#### Instructions for the task:
Every record below is to be reproduced exactly.

#### Source data:
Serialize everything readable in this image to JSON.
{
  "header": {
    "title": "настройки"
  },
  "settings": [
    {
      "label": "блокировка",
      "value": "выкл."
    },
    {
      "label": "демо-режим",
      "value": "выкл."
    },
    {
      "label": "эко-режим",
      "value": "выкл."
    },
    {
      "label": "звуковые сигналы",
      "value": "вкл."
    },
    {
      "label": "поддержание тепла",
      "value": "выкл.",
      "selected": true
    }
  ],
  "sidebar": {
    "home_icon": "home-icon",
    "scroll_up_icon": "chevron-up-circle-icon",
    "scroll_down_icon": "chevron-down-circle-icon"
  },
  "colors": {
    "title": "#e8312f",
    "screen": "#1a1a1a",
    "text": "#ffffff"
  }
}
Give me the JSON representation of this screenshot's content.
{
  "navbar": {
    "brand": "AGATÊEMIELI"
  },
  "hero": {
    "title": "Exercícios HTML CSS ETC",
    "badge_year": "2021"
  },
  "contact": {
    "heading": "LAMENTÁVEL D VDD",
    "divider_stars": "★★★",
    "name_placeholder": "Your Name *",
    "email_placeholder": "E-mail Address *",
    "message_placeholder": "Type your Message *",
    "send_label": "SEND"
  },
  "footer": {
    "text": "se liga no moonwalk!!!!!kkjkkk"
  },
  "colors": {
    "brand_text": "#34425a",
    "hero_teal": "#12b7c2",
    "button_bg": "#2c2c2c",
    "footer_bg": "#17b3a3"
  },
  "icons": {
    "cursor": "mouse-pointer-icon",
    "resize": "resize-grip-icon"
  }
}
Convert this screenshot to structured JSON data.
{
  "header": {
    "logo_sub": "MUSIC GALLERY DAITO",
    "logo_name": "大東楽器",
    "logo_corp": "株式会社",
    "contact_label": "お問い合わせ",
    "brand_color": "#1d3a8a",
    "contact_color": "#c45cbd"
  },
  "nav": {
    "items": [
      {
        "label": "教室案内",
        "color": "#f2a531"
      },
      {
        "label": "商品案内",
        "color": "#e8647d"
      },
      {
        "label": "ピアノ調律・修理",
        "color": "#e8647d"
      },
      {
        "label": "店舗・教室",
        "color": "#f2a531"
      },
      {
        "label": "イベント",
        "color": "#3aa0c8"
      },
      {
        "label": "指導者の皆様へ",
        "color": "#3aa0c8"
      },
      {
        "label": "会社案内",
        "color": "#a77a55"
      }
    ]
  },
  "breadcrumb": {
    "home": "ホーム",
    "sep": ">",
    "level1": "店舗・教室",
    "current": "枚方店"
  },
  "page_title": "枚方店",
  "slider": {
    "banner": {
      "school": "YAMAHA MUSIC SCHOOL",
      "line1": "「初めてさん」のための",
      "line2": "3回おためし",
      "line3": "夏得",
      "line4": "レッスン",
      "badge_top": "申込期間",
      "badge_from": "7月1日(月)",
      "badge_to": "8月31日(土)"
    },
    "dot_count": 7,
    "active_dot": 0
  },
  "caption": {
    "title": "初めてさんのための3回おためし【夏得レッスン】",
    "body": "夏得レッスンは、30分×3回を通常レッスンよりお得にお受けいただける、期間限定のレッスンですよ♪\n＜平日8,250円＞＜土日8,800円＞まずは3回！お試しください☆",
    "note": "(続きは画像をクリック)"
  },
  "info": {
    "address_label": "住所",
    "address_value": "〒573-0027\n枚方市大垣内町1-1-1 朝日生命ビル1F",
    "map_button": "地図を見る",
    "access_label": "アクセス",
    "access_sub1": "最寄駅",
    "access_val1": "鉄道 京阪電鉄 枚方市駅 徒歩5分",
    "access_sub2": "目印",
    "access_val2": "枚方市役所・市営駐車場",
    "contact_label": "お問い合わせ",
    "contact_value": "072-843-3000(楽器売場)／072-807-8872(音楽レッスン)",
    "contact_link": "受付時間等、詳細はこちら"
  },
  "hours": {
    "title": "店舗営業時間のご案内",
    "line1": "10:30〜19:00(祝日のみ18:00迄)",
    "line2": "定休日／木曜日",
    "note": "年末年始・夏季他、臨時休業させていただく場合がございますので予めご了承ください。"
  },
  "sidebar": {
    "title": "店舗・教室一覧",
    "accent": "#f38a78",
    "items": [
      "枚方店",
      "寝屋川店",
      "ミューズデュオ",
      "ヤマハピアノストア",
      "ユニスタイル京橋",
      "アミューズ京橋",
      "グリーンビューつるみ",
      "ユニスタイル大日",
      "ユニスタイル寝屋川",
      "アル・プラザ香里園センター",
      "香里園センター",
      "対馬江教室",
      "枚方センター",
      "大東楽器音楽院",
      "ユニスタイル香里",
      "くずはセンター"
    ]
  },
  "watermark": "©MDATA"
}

#### Reply:
Serialize everything readable in this image to JSON.
{
  "header": {
    "title": "настройки"
  },
  "settings": [
    {
      "label": "блокировка",
      "value": "выкл."
    },
    {
      "label": "демо-режим",
      "value": "выкл."
    },
    {
      "label": "эко-режим",
      "value": "выкл."
    },
    {
      "label": "звуковые сигналы",
      "value": "вкл."
    },
    {
      "label": "поддержание тепла",
      "value": "выкл.",
      "selected": true
    }
  ],
  "sidebar": {
    "home_icon": "home-icon",
    "scroll_up_icon": "chevron-up-circle-icon",
    "scroll_down_icon": "chevron-down-circle-icon"
  },
  "colors": {
    "title": "#e8312f",
    "screen": "#1a1a1a",
    "text": "#ffffff"
  }
}
Give me the JSON representation of this screenshot's content.
{
  "navbar": {
    "brand": "AGATÊEMIELI"
  },
  "hero": {
    "title": "Exercícios HTML CSS ETC",
    "badge_year": "2021"
  },
  "contact": {
    "heading": "LAMENTÁVEL D VDD",
    "divider_stars": "★★★",
    "name_placeholder": "Your Name *",
    "email_placeholder": "E-mail Address *",
    "message_placeholder": "Type your Message *",
    "send_label": "SEND"
  },
  "footer": {
    "text": "se liga no moonwalk!!!!!kkjkkk"
  },
  "colors": {
    "brand_text": "#34425a",
    "hero_teal": "#12b7c2",
    "button_bg": "#2c2c2c",
    "footer_bg": "#17b3a3"
  },
  "icons": {
    "cursor": "mouse-pointer-icon",
    "resize": "resize-grip-icon"
  }
}
Convert this screenshot to structured JSON data.
{
  "header": {
    "logo_sub": "MUSIC GALLERY DAITO",
    "logo_name": "大東楽器",
    "logo_corp": "株式会社",
    "contact_label": "お問い合わせ",
    "brand_color": "#1d3a8a",
    "contact_color": "#c45cbd"
  },
  "nav": {
    "items": [
      {
        "label": "教室案内",
        "color": "#f2a531"
      },
      {
        "label": "商品案内",
        "color": "#e8647d"
      },
      {
        "label": "ピアノ調律・修理",
        "color": "#e8647d"
      },
      {
        "label": "店舗・教室",
        "color": "#f2a531"
      },
      {
        "label": "イベント",
        "color": "#3aa0c8"
      },
      {
        "label": "指導者の皆様へ",
        "color": "#3aa0c8"
      },
      {
        "label": "会社案内",
        "color": "#a77a55"
      }
    ]
  },
  "breadcrumb": {
    "home": "ホーム",
    "sep": ">",
    "level1": "店舗・教室",
    "current": "枚方店"
  },
  "page_title": "枚方店",
  "slider": {
    "banner": {
      "school": "YAMAHA MUSIC SCHOOL",
      "line1": "「初めてさん」のための",
      "line2": "3回おためし",
      "line3": "夏得",
      "line4": "レッスン",
      "badge_top": "申込期間",
      "badge_from": "7月1日(月)",
      "badge_to": "8月31日(土)"
    },
    "dot_count": 7,
    "active_dot": 0
  },
  "caption": {
    "title": "初めてさんのための3回おためし【夏得レッスン】",
    "body": "夏得レッスンは、30分×3回を通常レッスンよりお得にお受けいただける、期間限定のレッスンですよ♪\n＜平日8,250円＞＜土日8,800円＞まずは3回！お試しください☆",
    "note": "(続きは画像をクリック)"
  },
  "info": {
    "address_label": "住所",
    "address_value": "〒573-0027\n枚方市大垣内町1-1-1 朝日生命ビル1F",
    "map_button": "地図を見る",
    "access_label": "アクセス",
    "access_sub1": "最寄駅",
    "access_val1": "鉄道 京阪電鉄 枚方市駅 徒歩5分",
    "access_sub2": "目印",
    "access_val2": "枚方市役所・市営駐車場",
    "contact_label": "お問い合わせ",
    "contact_value": "072-843-3000(楽器売場)／072-807-8872(音楽レッスン)",
    "contact_link": "受付時間等、詳細はこちら"
  },
  "hours": {
    "title": "店舗営業時間のご案内",
    "line1": "10:30〜19:00(祝日のみ18:00迄)",
    "line2": "定休日／木曜日",
    "note": "年末年始・夏季他、臨時休業させていただく場合がございますので予めご了承ください。"
  },
  "sidebar": {
    "title": "店舗・教室一覧",
    "accent": "#f38a78",
    "items": [
      "枚方店",
      "寝屋川店",
      "ミューズデュオ",
      "ヤマハピアノストア",
      "ユニスタイル京橋",
      "アミューズ京橋",
      "グリーンビューつるみ",
      "ユニスタイル大日",
      "ユニスタイル寝屋川",
      "アル・プラザ香里園センター",
      "香里園センター",
      "対馬江教室",
      "枚方センター",
      "大東楽器音楽院",
      "ユニスタイル香里",
      "くずはセンター"
    ]
  },
  "watermark": "©MDATA"
}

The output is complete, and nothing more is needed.